At a campaign stop in Kentucky, Hillary Clinton told the crowd that if she were president, she would put her husband Bill “in charge of revitalizing the economy.” The impulse is understandable. The economy of the 1990s was good, or seemed to be prior to the collapse of the dot com bubble.
But Hillary’s promise to bring back Bill and put him “in charge of” the economy is, I think, a horrible blunder. Here’s why.
First, it undermines the entire rationale of Hillary’s candidacy. Donald Trump responded appropriately:
Crooked Hillary said her husband is going to be in charge of the economy.If so, he should run,not her.Will he bring the "energizer" to D.C.?
— Donald J. Trump (@realDonaldTrump) May 17, 2016
That’s right. If Bill is responsible for the economy, the number one priority of most voters, isn’t he the real president? Is Hillary just a surrogate? Doesn’t she have her own ideas about some of the most important matters facing the country?
Hillary’s promise to bring back Bill reminds voters that her career has always been secondary to his.
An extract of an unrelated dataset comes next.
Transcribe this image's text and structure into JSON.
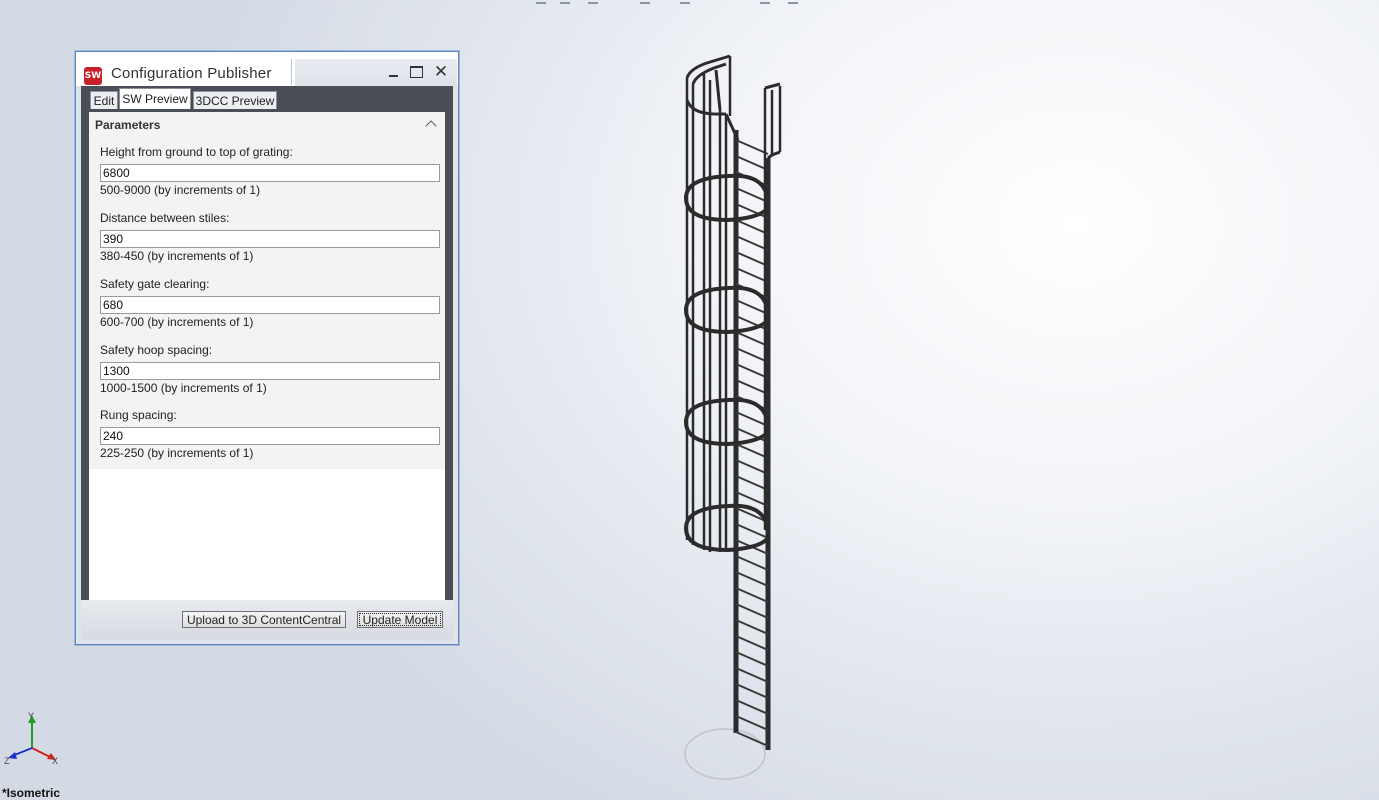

She got her start in public life as a First Lady, initially First Lady of Arkansas, then of the United States. Hillary had no conceivable basis for running for the Senate in New York other than the fact that she was First Lady. She has always ridden Bill’s coattails. Is that the profile we want in a presidential candidate?
Second, the assumption that fond memories of the 1990s are the key to victory is misplaced. Hillary has been forced to disavow most of her husband’s economic policies, which Bernie Sanders supporters–the mainstream of the Democratic Party–abhor. This sets up an ineluctable conflict for the Fall. And more fundamentally, to most voters, Bill Clinton is ancient history. He has been out of office for 16 years, and now is, or appears to be, an old man. It is hard to imagine that the prospect of Bill in charge of economic policy will stir much enthusiasm, anywhere. Is a return to the almost-distant past really the best the Democratic Party can offer? Apparently it is.
Finally, putting Bill Clinton front and center highlights some of the most intractable weaknesses of Hillary’s candidacy. Most people now view Bill as a serial sex abuser. At least one woman has credibly accused him of rape, and it recently came out that he took at least 26 flights on the Lolita Express, operated by Bill’s pal Jeffrey Epstein. The phrase “underage sex slave” will once again figure in the campaign.
In truth, Hillary never could have avoided dealing with Bill’s mixed legacy. Apart from the details of Bill’s tawdry history, Hillary’s vow to put him in charge of economic policy reminds us of the weird nature of their relationship. If Hillary is president, will Bill live in the White House? Will he continue to consort with his various girl friends? What official role will he play? Will Bill be a shadow president? Or will he just, as a private citizen, cash in on Hillary’s success?
These days, the phrase “partners in crime” is almost always used in jest, but it perfectly describes the Clintons. Hillary’s promise to put Bill in charge of the nation’s most important issues only highlights the weaknesses of her qualifications to be president.